TASK DESCRIPTION:
Copy out each line of the data that holds the word "Custom".

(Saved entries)
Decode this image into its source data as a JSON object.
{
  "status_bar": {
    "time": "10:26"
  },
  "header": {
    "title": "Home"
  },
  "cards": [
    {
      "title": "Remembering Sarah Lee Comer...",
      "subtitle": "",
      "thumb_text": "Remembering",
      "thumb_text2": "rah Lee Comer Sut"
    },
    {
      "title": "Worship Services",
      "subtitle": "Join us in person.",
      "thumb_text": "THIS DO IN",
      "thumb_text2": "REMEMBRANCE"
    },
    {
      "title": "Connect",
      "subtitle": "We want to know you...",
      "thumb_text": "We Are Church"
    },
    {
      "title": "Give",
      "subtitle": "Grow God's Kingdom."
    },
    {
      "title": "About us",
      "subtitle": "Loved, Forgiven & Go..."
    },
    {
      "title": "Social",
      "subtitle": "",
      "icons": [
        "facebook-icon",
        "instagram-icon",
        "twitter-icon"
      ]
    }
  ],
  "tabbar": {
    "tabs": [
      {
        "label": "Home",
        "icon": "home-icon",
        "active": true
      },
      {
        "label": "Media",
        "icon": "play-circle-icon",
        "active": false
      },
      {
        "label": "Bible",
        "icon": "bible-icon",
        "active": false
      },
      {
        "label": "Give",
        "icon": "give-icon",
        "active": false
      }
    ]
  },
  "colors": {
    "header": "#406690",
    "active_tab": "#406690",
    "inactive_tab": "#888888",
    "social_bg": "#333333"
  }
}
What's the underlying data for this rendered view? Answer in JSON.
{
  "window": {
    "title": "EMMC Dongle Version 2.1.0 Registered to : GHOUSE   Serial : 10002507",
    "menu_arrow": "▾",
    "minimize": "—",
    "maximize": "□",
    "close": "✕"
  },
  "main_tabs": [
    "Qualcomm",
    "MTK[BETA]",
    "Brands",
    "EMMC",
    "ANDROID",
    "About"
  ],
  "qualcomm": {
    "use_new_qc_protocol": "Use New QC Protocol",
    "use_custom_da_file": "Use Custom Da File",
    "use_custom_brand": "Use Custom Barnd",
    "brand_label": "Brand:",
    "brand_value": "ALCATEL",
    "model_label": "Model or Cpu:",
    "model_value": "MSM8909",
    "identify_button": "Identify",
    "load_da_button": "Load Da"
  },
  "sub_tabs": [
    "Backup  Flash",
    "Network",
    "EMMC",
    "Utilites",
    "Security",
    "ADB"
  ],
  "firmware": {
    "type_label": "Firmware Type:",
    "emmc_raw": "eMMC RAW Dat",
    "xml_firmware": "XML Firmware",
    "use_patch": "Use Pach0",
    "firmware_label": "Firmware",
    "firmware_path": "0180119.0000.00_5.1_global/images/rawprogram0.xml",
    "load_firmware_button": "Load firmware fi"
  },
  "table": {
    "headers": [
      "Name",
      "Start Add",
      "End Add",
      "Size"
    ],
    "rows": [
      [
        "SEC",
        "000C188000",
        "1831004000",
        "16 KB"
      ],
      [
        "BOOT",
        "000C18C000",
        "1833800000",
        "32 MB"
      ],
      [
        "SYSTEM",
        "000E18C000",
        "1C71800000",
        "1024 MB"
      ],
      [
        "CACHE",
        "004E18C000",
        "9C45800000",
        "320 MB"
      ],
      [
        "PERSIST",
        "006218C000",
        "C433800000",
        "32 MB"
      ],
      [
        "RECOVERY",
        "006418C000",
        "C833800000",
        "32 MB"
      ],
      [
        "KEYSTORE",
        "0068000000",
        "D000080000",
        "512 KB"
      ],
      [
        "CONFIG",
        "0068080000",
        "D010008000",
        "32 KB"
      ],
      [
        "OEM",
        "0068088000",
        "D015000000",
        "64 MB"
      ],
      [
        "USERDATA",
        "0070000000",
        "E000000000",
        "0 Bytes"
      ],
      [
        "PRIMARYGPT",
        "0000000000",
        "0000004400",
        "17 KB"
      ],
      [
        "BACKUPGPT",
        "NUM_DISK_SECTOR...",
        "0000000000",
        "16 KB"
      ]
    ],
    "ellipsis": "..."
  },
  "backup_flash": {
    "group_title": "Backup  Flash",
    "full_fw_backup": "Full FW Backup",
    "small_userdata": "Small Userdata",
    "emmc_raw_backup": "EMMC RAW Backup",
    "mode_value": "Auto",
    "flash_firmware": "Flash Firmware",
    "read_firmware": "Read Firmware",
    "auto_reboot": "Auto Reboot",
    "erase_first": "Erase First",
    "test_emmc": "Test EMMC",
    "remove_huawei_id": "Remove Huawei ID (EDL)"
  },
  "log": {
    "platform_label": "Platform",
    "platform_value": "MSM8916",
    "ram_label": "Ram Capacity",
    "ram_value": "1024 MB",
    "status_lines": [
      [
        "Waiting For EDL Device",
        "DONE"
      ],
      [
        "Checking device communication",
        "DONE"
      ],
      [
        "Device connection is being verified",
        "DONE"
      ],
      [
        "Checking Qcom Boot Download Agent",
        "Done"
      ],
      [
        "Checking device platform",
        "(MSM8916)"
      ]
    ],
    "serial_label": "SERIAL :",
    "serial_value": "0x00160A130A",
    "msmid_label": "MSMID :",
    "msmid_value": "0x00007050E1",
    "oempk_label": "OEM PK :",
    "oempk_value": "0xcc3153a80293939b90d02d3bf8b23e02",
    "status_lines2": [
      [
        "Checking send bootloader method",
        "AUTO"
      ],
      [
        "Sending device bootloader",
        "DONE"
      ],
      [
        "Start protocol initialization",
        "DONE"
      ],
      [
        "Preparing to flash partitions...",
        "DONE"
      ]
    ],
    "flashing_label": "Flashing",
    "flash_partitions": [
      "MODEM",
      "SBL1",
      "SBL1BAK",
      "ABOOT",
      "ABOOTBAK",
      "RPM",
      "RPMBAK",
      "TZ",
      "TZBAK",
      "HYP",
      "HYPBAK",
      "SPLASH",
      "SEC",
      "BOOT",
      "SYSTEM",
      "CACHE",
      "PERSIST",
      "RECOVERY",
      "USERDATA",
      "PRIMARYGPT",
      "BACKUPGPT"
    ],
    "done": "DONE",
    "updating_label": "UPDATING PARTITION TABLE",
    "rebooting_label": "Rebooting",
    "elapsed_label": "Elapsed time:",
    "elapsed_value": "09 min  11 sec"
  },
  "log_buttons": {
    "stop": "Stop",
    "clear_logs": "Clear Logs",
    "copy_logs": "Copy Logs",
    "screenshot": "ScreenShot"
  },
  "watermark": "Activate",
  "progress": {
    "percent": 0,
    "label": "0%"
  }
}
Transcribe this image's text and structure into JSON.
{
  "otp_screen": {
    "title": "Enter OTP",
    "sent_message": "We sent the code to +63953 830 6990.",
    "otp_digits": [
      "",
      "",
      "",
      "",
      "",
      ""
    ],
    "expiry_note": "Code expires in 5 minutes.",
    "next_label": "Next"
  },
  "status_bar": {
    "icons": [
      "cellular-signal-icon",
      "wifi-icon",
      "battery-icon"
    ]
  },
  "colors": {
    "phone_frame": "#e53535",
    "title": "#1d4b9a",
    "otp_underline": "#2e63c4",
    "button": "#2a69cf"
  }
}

ANSWER TO THIS EXERCISE:
    "use_custom_da_file": "Use Custom Da File",
    "use_custom_brand": "Use Custom Barnd",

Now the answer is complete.